(Excerpts from a dataset)
□ □ □ □ □

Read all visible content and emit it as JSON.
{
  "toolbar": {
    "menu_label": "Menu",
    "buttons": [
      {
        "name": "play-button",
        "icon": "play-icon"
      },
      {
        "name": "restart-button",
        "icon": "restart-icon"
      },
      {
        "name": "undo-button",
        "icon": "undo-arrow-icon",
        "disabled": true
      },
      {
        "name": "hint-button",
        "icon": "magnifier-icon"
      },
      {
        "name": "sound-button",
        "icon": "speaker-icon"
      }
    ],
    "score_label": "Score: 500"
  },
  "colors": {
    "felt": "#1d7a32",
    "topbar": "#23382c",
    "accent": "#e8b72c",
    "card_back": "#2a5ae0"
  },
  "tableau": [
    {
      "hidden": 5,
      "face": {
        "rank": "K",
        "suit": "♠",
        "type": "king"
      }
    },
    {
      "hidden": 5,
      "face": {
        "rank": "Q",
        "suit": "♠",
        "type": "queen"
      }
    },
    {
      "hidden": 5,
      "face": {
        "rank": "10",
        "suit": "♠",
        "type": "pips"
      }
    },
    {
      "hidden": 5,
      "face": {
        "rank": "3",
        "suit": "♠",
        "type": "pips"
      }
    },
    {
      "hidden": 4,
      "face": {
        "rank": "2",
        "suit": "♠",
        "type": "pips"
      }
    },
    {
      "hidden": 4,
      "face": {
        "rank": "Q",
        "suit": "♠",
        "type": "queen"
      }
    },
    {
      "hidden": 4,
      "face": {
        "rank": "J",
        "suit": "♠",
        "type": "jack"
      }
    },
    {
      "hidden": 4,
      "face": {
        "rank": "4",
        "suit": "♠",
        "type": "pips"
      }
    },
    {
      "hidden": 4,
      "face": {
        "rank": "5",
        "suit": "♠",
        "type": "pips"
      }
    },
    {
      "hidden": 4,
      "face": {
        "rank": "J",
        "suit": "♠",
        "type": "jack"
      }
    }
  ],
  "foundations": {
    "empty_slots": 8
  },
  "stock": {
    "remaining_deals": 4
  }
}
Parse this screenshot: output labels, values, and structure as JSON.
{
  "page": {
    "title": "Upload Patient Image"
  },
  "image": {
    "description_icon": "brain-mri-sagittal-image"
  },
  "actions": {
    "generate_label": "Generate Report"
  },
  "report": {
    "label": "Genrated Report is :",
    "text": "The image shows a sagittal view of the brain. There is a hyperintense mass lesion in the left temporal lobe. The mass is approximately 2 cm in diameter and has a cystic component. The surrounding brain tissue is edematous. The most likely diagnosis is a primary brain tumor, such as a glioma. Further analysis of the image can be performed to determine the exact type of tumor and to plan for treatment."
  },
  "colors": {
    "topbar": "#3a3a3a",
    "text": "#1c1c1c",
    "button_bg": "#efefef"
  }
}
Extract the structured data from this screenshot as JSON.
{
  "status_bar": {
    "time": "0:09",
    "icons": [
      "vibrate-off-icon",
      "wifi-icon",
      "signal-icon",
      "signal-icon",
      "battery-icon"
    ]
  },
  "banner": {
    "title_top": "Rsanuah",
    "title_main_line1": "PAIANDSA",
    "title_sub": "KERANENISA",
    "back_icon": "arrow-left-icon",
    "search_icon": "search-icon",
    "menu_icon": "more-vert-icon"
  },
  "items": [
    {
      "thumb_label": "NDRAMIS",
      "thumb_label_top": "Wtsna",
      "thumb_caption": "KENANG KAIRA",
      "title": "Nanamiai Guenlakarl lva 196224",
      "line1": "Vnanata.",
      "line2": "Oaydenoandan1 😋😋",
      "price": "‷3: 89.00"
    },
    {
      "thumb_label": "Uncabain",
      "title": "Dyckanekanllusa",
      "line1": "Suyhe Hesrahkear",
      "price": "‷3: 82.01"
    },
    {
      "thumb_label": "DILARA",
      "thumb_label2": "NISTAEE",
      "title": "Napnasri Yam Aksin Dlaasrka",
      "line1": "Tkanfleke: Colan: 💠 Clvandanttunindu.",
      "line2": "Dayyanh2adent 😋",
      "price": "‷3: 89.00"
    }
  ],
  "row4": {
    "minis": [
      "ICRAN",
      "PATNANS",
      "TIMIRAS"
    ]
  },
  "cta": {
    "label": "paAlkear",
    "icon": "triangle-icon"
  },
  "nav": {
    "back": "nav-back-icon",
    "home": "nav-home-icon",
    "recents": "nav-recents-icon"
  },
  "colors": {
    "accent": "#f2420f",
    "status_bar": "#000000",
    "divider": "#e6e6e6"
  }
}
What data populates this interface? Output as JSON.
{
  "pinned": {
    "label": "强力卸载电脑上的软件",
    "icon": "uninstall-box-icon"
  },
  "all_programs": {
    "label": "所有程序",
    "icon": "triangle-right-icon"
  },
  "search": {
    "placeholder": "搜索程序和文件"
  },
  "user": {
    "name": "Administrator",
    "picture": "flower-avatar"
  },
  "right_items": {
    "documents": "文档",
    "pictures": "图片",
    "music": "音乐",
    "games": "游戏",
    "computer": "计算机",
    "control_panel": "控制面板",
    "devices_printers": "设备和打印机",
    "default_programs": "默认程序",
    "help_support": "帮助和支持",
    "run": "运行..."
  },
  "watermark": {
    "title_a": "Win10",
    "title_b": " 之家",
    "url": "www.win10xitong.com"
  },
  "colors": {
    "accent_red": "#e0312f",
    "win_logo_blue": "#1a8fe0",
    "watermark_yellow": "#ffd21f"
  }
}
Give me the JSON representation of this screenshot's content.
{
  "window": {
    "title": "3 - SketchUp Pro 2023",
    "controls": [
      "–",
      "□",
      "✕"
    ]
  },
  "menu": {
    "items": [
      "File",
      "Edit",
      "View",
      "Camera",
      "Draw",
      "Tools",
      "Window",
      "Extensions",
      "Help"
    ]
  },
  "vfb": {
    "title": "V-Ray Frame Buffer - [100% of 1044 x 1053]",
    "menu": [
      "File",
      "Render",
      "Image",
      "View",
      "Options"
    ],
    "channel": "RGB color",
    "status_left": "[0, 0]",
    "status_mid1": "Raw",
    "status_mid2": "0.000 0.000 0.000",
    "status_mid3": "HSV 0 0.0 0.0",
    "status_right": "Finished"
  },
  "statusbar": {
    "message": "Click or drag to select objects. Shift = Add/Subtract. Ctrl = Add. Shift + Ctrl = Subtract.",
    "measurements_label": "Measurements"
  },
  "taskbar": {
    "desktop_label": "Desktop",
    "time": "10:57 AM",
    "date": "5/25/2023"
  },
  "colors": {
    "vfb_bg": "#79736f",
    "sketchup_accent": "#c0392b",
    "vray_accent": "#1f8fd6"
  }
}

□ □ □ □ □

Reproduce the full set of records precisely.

■ RESULT FOR THIS TASK ■
Read all visible content and emit it as JSON.
{
  "toolbar": {
    "menu_label": "Menu",
    "buttons": [
      {
        "name": "play-button",
        "icon": "play-icon"
      },
      {
        "name": "restart-button",
        "icon": "restart-icon"
      },
      {
        "name": "undo-button",
        "icon": "undo-arrow-icon",
        "disabled": true
      },
      {
        "name": "hint-button",
        "icon": "magnifier-icon"
      },
      {
        "name": "sound-button",
        "icon": "speaker-icon"
      }
    ],
    "score_label": "Score: 500"
  },
  "colors": {
    "felt": "#1d7a32",
    "topbar": "#23382c",
    "accent": "#e8b72c",
    "card_back": "#2a5ae0"
  },
  "tableau": [
    {
      "hidden": 5,
      "face": {
        "rank": "K",
        "suit": "♠",
        "type": "king"
      }
    },
    {
      "hidden": 5,
      "face": {
        "rank": "Q",
        "suit": "♠",
        "type": "queen"
      }
    },
    {
      "hidden": 5,
      "face": {
        "rank": "10",
        "suit": "♠",
        "type": "pips"
      }
    },
    {
      "hidden": 5,
      "face": {
        "rank": "3",
        "suit": "♠",
        "type": "pips"
      }
    },
    {
      "hidden": 4,
      "face": {
        "rank": "2",
        "suit": "♠",
        "type": "pips"
      }
    },
    {
      "hidden": 4,
      "face": {
        "rank": "Q",
        "suit": "♠",
        "type": "queen"
      }
    },
    {
      "hidden": 4,
      "face": {
        "rank": "J",
        "suit": "♠",
        "type": "jack"
      }
    },
    {
      "hidden": 4,
      "face": {
        "rank": "4",
        "suit": "♠",
        "type": "pips"
      }
    },
    {
      "hidden": 4,
      "face": {
        "rank": "5",
        "suit": "♠",
        "type": "pips"
      }
    },
    {
      "hidden": 4,
      "face": {
        "rank": "J",
        "suit": "♠",
        "type": "jack"
      }
    }
  ],
  "foundations": {
    "empty_slots": 8
  },
  "stock": {
    "remaining_deals": 4
  }
}
Parse this screenshot: output labels, values, and structure as JSON.
{
  "page": {
    "title": "Upload Patient Image"
  },
  "image": {
    "description_icon": "brain-mri-sagittal-image"
  },
  "actions": {
    "generate_label": "Generate Report"
  },
  "report": {
    "label": "Genrated Report is :",
    "text": "The image shows a sagittal view of the brain. There is a hyperintense mass lesion in the left temporal lobe. The mass is approximately 2 cm in diameter and has a cystic component. The surrounding brain tissue is edematous. The most likely diagnosis is a primary brain tumor, such as a glioma. Further analysis of the image can be performed to determine the exact type of tumor and to plan for treatment."
  },
  "colors": {
    "topbar": "#3a3a3a",
    "text": "#1c1c1c",
    "button_bg": "#efefef"
  }
}
Extract the structured data from this screenshot as JSON.
{
  "status_bar": {
    "time": "0:09",
    "icons": [
      "vibrate-off-icon",
      "wifi-icon",
      "signal-icon",
      "signal-icon",
      "battery-icon"
    ]
  },
  "banner": {
    "title_top": "Rsanuah",
    "title_main_line1": "PAIANDSA",
    "title_sub": "KERANENISA",
    "back_icon": "arrow-left-icon",
    "search_icon": "search-icon",
    "menu_icon": "more-vert-icon"
  },
  "items": [
    {
      "thumb_label": "NDRAMIS",
      "thumb_label_top": "Wtsna",
      "thumb_caption": "KENANG KAIRA",
      "title": "Nanamiai Guenlakarl lva 196224",
      "line1": "Vnanata.",
      "line2": "Oaydenoandan1 😋😋",
      "price": "‷3: 89.00"
    },
    {
      "thumb_label": "Uncabain",
      "title": "Dyckanekanllusa",
      "line1": "Suyhe Hesrahkear",
      "price": "‷3: 82.01"
    },
    {
      "thumb_label": "DILARA",
      "thumb_label2": "NISTAEE",
      "title": "Napnasri Yam Aksin Dlaasrka",
      "line1": "Tkanfleke: Colan: 💠 Clvandanttunindu.",
      "line2": "Dayyanh2adent 😋",
      "price": "‷3: 89.00"
    }
  ],
  "row4": {
    "minis": [
      "ICRAN",
      "PATNANS",
      "TIMIRAS"
    ]
  },
  "cta": {
    "label": "paAlkear",
    "icon": "triangle-icon"
  },
  "nav": {
    "back": "nav-back-icon",
    "home": "nav-home-icon",
    "recents": "nav-recents-icon"
  },
  "colors": {
    "accent": "#f2420f",
    "status_bar": "#000000",
    "divider": "#e6e6e6"
  }
}
What data populates this interface? Output as JSON.
{
  "pinned": {
    "label": "强力卸载电脑上的软件",
    "icon": "uninstall-box-icon"
  },
  "all_programs": {
    "label": "所有程序",
    "icon": "triangle-right-icon"
  },
  "search": {
    "placeholder": "搜索程序和文件"
  },
  "user": {
    "name": "Administrator",
    "picture": "flower-avatar"
  },
  "right_items": {
    "documents": "文档",
    "pictures": "图片",
    "music": "音乐",
    "games": "游戏",
    "computer": "计算机",
    "control_panel": "控制面板",
    "devices_printers": "设备和打印机",
    "default_programs": "默认程序",
    "help_support": "帮助和支持",
    "run": "运行..."
  },
  "watermark": {
    "title_a": "Win10",
    "title_b": " 之家",
    "url": "www.win10xitong.com"
  },
  "colors": {
    "accent_red": "#e0312f",
    "win_logo_blue": "#1a8fe0",
    "watermark_yellow": "#ffd21f"
  }
}
Give me the JSON representation of this screenshot's content.
{
  "window": {
    "title": "3 - SketchUp Pro 2023",
    "controls": [
      "–",
      "□",
      "✕"
    ]
  },
  "menu": {
    "items": [
      "File",
      "Edit",
      "View",
      "Camera",
      "Draw",
      "Tools",
      "Window",
      "Extensions",
      "Help"
    ]
  },
  "vfb": {
    "title": "V-Ray Frame Buffer - [100% of 1044 x 1053]",
    "menu": [
      "File",
      "Render",
      "Image",
      "View",
      "Options"
    ],
    "channel": "RGB color",
    "status_left": "[0, 0]",
    "status_mid1": "Raw",
    "status_mid2": "0.000 0.000 0.000",
    "status_mid3": "HSV 0 0.0 0.0",
    "status_right": "Finished"
  },
  "statusbar": {
    "message": "Click or drag to select objects. Shift = Add/Subtract. Ctrl = Add. Shift + Ctrl = Subtract.",
    "measurements_label": "Measurements"
  },
  "taskbar": {
    "desktop_label": "Desktop",
    "time": "10:57 AM",
    "date": "5/25/2023"
  },
  "colors": {
    "vfb_bg": "#79736f",
    "sketchup_accent": "#c0392b",
    "vray_accent": "#1f8fd6"
  }
}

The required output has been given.